Ever so often, one of you will ask me, “Doc, what you think about a washout?” And many of you often wonder whether your “lautat” isn’t caused by either dirty blood or a need to cleanse your intestinal tract.

According to some alternative health advocates, just as routinely as you brush your teeth or wash your clothes, you should be regularly cleaning your colon as well. In fact, some people are making a great deal of money persuading people that their colons are packed with several years’ worth of decaying waste and that a colon cleanser will solve the problem. Colon cleansers come in a variety of forms, including capsules, laxatives, enemas, and “high colonics” which flush large amounts of water through the intestines.

Some say that artificial cleansers are big business. To get an idea just how big, just type “colon cleansers” into any search engine, like Google; you might be surprised.

But it turns out that, when taken to extremes, an obsession with inner purification can be harmful.


Colon cleansing is based on the theory that waste collects in the colon over time and stagnates there, causing toxins to form and spread throughout the body – a phenomenon known as “autointoxication”. The truth is that many 19th century doctors accepted autointoxication as fact. Scientific research as far back as the 1920’s failed to confirm it, but the misconception persists. Other colon cleanser advocates insist that the accumulated stool blocks the colon, preventing the proper elimination of waste.


Experts agree that there is no such thing as autointoxication, and that the human body is actually very good at taking care of itself. Some say it’s just a strange fad. The kidneys and lungs remove toxins and by-products from the blood stream and regular bowel movements remove any waste products from the gastrointestinal (GI) tract.

Some experts say further that high colonics are often touted as a way to cleanse the colon of adherent stool that has been there for years or even decades, but that the problem with this concept is that there is no such thing. The body does a good job of eliminating stool, and there are no ‘pockets’ in the colon that collect stool for years. Gastroenterologists will tell you that when they do colonoscopies (examine the colon with a lighted flexible tube with a camera), a preprocedure purge is sufficient to clean out the stool and leave a brand new looking colon.

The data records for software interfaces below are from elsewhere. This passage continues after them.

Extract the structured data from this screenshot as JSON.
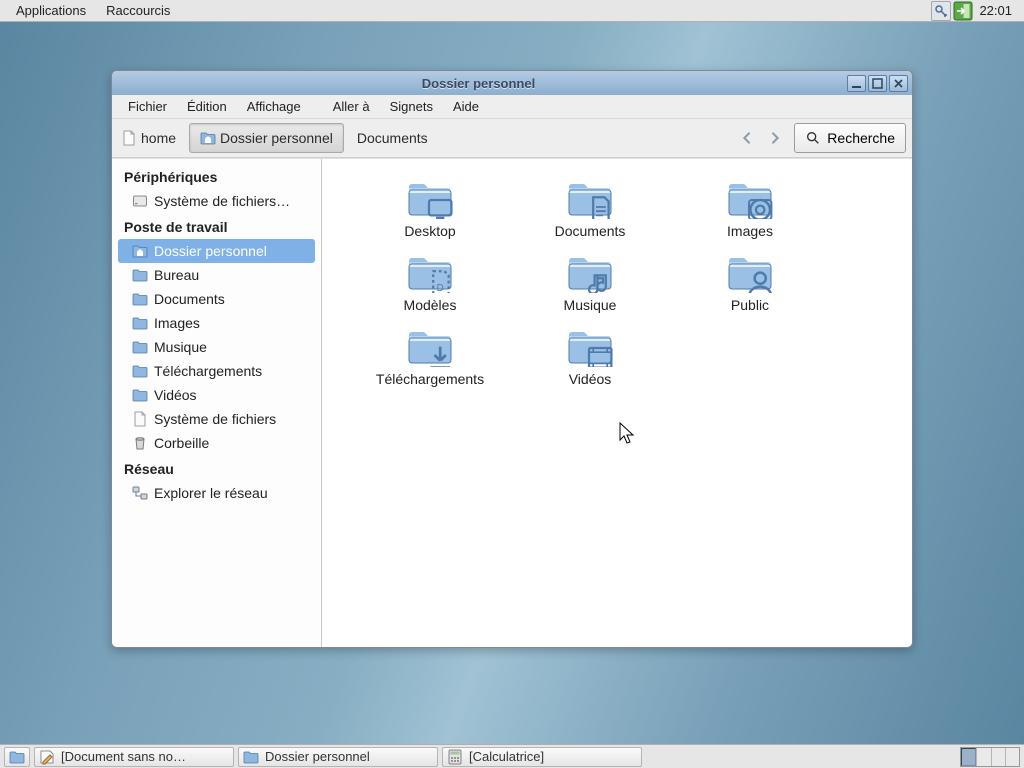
{
  "panel": {
    "top_menus": [
      "Applications",
      "Raccourcis"
    ],
    "clock": "22:01"
  },
  "window": {
    "title": "Dossier personnel",
    "menus": [
      "Fichier",
      "Édition",
      "Affichage",
      "Aller à",
      "Signets",
      "Aide"
    ],
    "path": [
      "home",
      "Dossier personnel",
      "Documents"
    ],
    "path_active_index": 1,
    "search_label": "Recherche"
  },
  "sidebar": {
    "groups": [
      {
        "title": "Périphériques",
        "items": [
          {
            "icon": "disk",
            "label": "Système de fichiers…"
          }
        ]
      },
      {
        "title": "Poste de travail",
        "items": [
          {
            "icon": "home",
            "label": "Dossier personnel",
            "active": true
          },
          {
            "icon": "folder",
            "label": "Bureau"
          },
          {
            "icon": "folder",
            "label": "Documents"
          },
          {
            "icon": "folder",
            "label": "Images"
          },
          {
            "icon": "folder",
            "label": "Musique"
          },
          {
            "icon": "folder",
            "label": "Téléchargements"
          },
          {
            "icon": "folder",
            "label": "Vidéos"
          },
          {
            "icon": "file",
            "label": "Système de fichiers"
          },
          {
            "icon": "trash",
            "label": "Corbeille"
          }
        ]
      },
      {
        "title": "Réseau",
        "items": [
          {
            "icon": "network",
            "label": "Explorer le réseau"
          }
        ]
      }
    ]
  },
  "folders": [
    {
      "icon": "desktop",
      "label": "Desktop"
    },
    {
      "icon": "docs",
      "label": "Documents"
    },
    {
      "icon": "images",
      "label": "Images"
    },
    {
      "icon": "template",
      "label": "Modèles"
    },
    {
      "icon": "music",
      "label": "Musique"
    },
    {
      "icon": "public",
      "label": "Public"
    },
    {
      "icon": "download",
      "label": "Téléchargements"
    },
    {
      "icon": "video",
      "label": "Vidéos"
    }
  ],
  "taskbar": {
    "items": [
      {
        "icon": "text",
        "label": "[Document sans no…"
      },
      {
        "icon": "folder",
        "label": "Dossier personnel"
      },
      {
        "icon": "calc",
        "label": "[Calculatrice]"
      }
    ]
  }
}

Not only aren’t they unnecessary, but colon cleansers may even cause harm. You see, your intestines aren’t just a waste disposal unit, they’re also a place where nutrients from food are absorbed into the bloodstream, to be transported throughout your entire body. Washing out the intestinal track could potentially interrupt the absorption, leaving you with vitamin or mineral deficiencies. In addition, frequent use of some types of laxatives can have a boomerang effect, so that cleaning your colon could leave it less able to do its job the way nature intended.

Another problem with colon cleansers is that they can lead to dehydration. Moreover, high colonics can potentially harm the colon, causing small tears or internal damage.

Besides, colon cleansers have no proven safety record. They are not strictly regulated and tested the way prescription drugs are, and do not have to go through rigorous scrutiny by the American FDA (Food and Drug Administration).


A healthy diet that includes enough fiber and water is nature’s way of cleansing your colon. A diet low in fiber and water, on the other hand, usually results in constipation. You can think of fiber as acting like a toothbrush passing through your colon, so everyday that you meet your recommended daily dose – between 21 and 25 grams per day for adult women and 30 to 38 grams for adult men – you’re really consuming a colon cleanser. Increase your fiber intake slowly by adding fruits, vegetables, beans and high fiber cereal. Keeping your body moving as mush as possible is also important. Physical activity increases blood flow throughout the body, and the better your blood flows, the easier it is for your colon to work efficiently.


They may provide temporary relief if you’re constipated, and yes they will cleanse your colon of its contents, but they can also be dangerous, expensive and inconvenient. The bottom line is: Your colon knows its job; leave it alone and it will take care of itself.

See you next week.

Dr. Victor Emanuel has been an educator of medical professionals in training, and the public, for over 20 years in Dominica. The contents of his articles are based on facts and research conducted, and not of his opinion.